**ASSIGNMENT:** Restate the following entries exactly. Keep the pictures out.
--- EXERCISE INPUT Enclosed Below ---
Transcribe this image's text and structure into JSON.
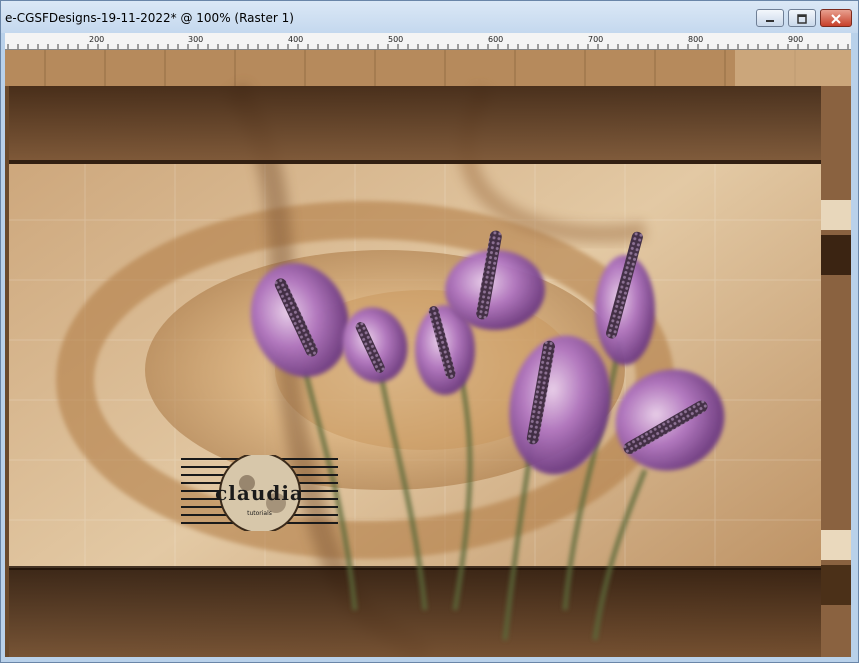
{
  "window": {
    "title": "e-CGSFDesigns-19-11-2022* @ 100% (Raster 1)",
    "buttons": {
      "minimize": "minimize",
      "maximize": "maximize",
      "close": "close"
    }
  },
  "ruler": {
    "labels": [
      "200",
      "300",
      "400",
      "500",
      "600",
      "700",
      "800",
      "900"
    ]
  },
  "canvas": {
    "logo_text": "claudia",
    "logo_subtext": "tutorials"
  },
  "colors": {
    "accent_close": "#c7402a",
    "canvas_brown": "#6b4a2c",
    "canvas_tan": "#c79f70",
    "flower_purple": "#a466b4"
  }
}
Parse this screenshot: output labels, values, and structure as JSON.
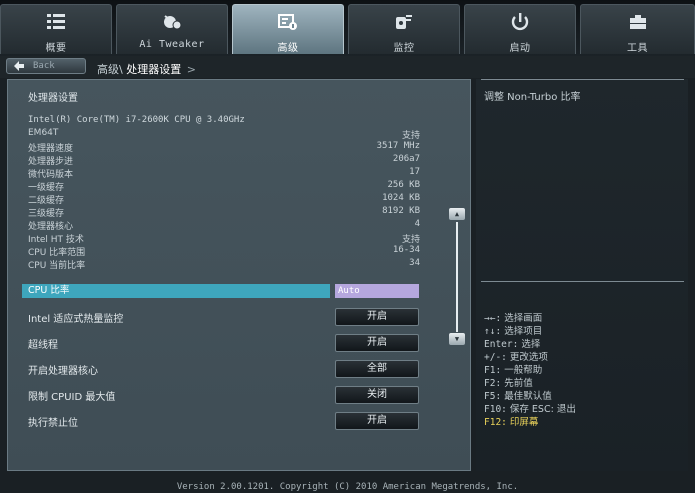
{
  "tabs": [
    {
      "label": "概要",
      "icon": "list-icon"
    },
    {
      "label": "Ai Tweaker",
      "icon": "tweaker-icon"
    },
    {
      "label": "高级",
      "icon": "advanced-icon",
      "active": true
    },
    {
      "label": "监控",
      "icon": "monitor-icon"
    },
    {
      "label": "启动",
      "icon": "power-icon"
    },
    {
      "label": "工具",
      "icon": "tools-icon"
    }
  ],
  "nav": {
    "back_label": "Back",
    "breadcrumb_parent": "高级\\",
    "breadcrumb_current": "处理器设置",
    "breadcrumb_arrow": ">"
  },
  "main": {
    "section_title": "处理器设置",
    "cpu_name": "Intel(R) Core(TM) i7-2600K CPU @ 3.40GHz",
    "info_rows": [
      {
        "label": "EM64T",
        "value": "支持"
      },
      {
        "label": "处理器速度",
        "value": "3517 MHz"
      },
      {
        "label": "处理器步进",
        "value": "206a7"
      },
      {
        "label": "微代码版本",
        "value": "17"
      },
      {
        "label": "一级缓存",
        "value": "256 KB"
      },
      {
        "label": "二级缓存",
        "value": "1024 KB"
      },
      {
        "label": "三级缓存",
        "value": "8192 KB"
      },
      {
        "label": "处理器核心",
        "value": "4"
      },
      {
        "label": "Intel HT 技术",
        "value": "支持"
      },
      {
        "label": "CPU 比率范围",
        "value": "16-34"
      },
      {
        "label": "CPU 当前比率",
        "value": "34"
      }
    ],
    "selected_option": {
      "label": "CPU 比率",
      "value": "Auto"
    },
    "options": [
      {
        "label": "Intel 适应式热量监控",
        "value": "开启"
      },
      {
        "label": "超线程",
        "value": "开启"
      },
      {
        "label": "开启处理器核心",
        "value": "全部"
      },
      {
        "label": "限制 CPUID 最大值",
        "value": "关闭"
      },
      {
        "label": "执行禁止位",
        "value": "开启"
      }
    ]
  },
  "help": {
    "description": "调整 Non-Turbo 比率",
    "keys": [
      {
        "key": "→←:",
        "desc": " 选择画面"
      },
      {
        "key": "↑↓:",
        "desc": " 选择项目"
      },
      {
        "key": "Enter:",
        "desc": " 选择"
      },
      {
        "key": "+/-:",
        "desc": " 更改选项"
      },
      {
        "key": "F1:",
        "desc": " 一般帮助"
      },
      {
        "key": "F2:",
        "desc": " 先前值"
      },
      {
        "key": "F5:",
        "desc": " 最佳默认值"
      },
      {
        "key": "F10:",
        "desc": " 保存  ESC: 退出"
      },
      {
        "key": "F12:",
        "desc": " 印屏幕",
        "highlight": true
      }
    ]
  },
  "footer": "Version 2.00.1201. Copyright (C) 2010 American Megatrends, Inc.",
  "colors": {
    "accent": "#3ea6bd",
    "selected_value": "#b5a7de",
    "highlight_key": "#e9d25a"
  }
}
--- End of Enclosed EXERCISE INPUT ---
**SOLVED EXERCISE:**
Transcribe this image's text and structure into JSON.
{
  "window": {
    "title": "e-CGSFDesigns-19-11-2022* @ 100% (Raster 1)",
    "buttons": {
      "minimize": "minimize",
      "maximize": "maximize",
      "close": "close"
    }
  },
  "ruler": {
    "labels": [
      "200",
      "300",
      "400",
      "500",
      "600",
      "700",
      "800",
      "900"
    ]
  },
  "canvas": {
    "logo_text": "claudia",
    "logo_subtext": "tutorials"
  },
  "colors": {
    "accent_close": "#c7402a",
    "canvas_brown": "#6b4a2c",
    "canvas_tan": "#c79f70",
    "flower_purple": "#a466b4"
  }
}
Parse this screenshot: output labels, values, and structure as JSON.
{
  "tabs": [
    {
      "label": "概要",
      "icon": "list-icon"
    },
    {
      "label": "Ai Tweaker",
      "icon": "tweaker-icon"
    },
    {
      "label": "高级",
      "icon": "advanced-icon",
      "active": true
    },
    {
      "label": "监控",
      "icon": "monitor-icon"
    },
    {
      "label": "启动",
      "icon": "power-icon"
    },
    {
      "label": "工具",
      "icon": "tools-icon"
    }
  ],
  "nav": {
    "back_label": "Back",
    "breadcrumb_parent": "高级\\",
    "breadcrumb_current": "处理器设置",
    "breadcrumb_arrow": ">"
  },
  "main": {
    "section_title": "处理器设置",
    "cpu_name": "Intel(R) Core(TM) i7-2600K CPU @ 3.40GHz",
    "info_rows": [
      {
        "label": "EM64T",
        "value": "支持"
      },
      {
        "label": "处理器速度",
        "value": "3517 MHz"
      },
      {
        "label": "处理器步进",
        "value": "206a7"
      },
      {
        "label": "微代码版本",
        "value": "17"
      },
      {
        "label": "一级缓存",
        "value": "256 KB"
      },
      {
        "label": "二级缓存",
        "value": "1024 KB"
      },
      {
        "label": "三级缓存",
        "value": "8192 KB"
      },
      {
        "label": "处理器核心",
        "value": "4"
      },
      {
        "label": "Intel HT 技术",
        "value": "支持"
      },
      {
        "label": "CPU 比率范围",
        "value": "16-34"
      },
      {
        "label": "CPU 当前比率",
        "value": "34"
      }
    ],
    "selected_option": {
      "label": "CPU 比率",
      "value": "Auto"
    },
    "options": [
      {
        "label": "Intel 适应式热量监控",
        "value": "开启"
      },
      {
        "label": "超线程",
        "value": "开启"
      },
      {
        "label": "开启处理器核心",
        "value": "全部"
      },
      {
        "label": "限制 CPUID 最大值",
        "value": "关闭"
      },
      {
        "label": "执行禁止位",
        "value": "开启"
      }
    ]
  },
  "help": {
    "description": "调整 Non-Turbo 比率",
    "keys": [
      {
        "key": "→←:",
        "desc": " 选择画面"
      },
      {
        "key": "↑↓:",
        "desc": " 选择项目"
      },
      {
        "key": "Enter:",
        "desc": " 选择"
      },
      {
        "key": "+/-:",
        "desc": " 更改选项"
      },
      {
        "key": "F1:",
        "desc": " 一般帮助"
      },
      {
        "key": "F2:",
        "desc": " 先前值"
      },
      {
        "key": "F5:",
        "desc": " 最佳默认值"
      },
      {
        "key": "F10:",
        "desc": " 保存  ESC: 退出"
      },
      {
        "key": "F12:",
        "desc": " 印屏幕",
        "highlight": true
      }
    ]
  },
  "footer": "Version 2.00.1201. Copyright (C) 2010 American Megatrends, Inc.",
  "colors": {
    "accent": "#3ea6bd",
    "selected_value": "#b5a7de",
    "highlight_key": "#e9d25a"
  }
}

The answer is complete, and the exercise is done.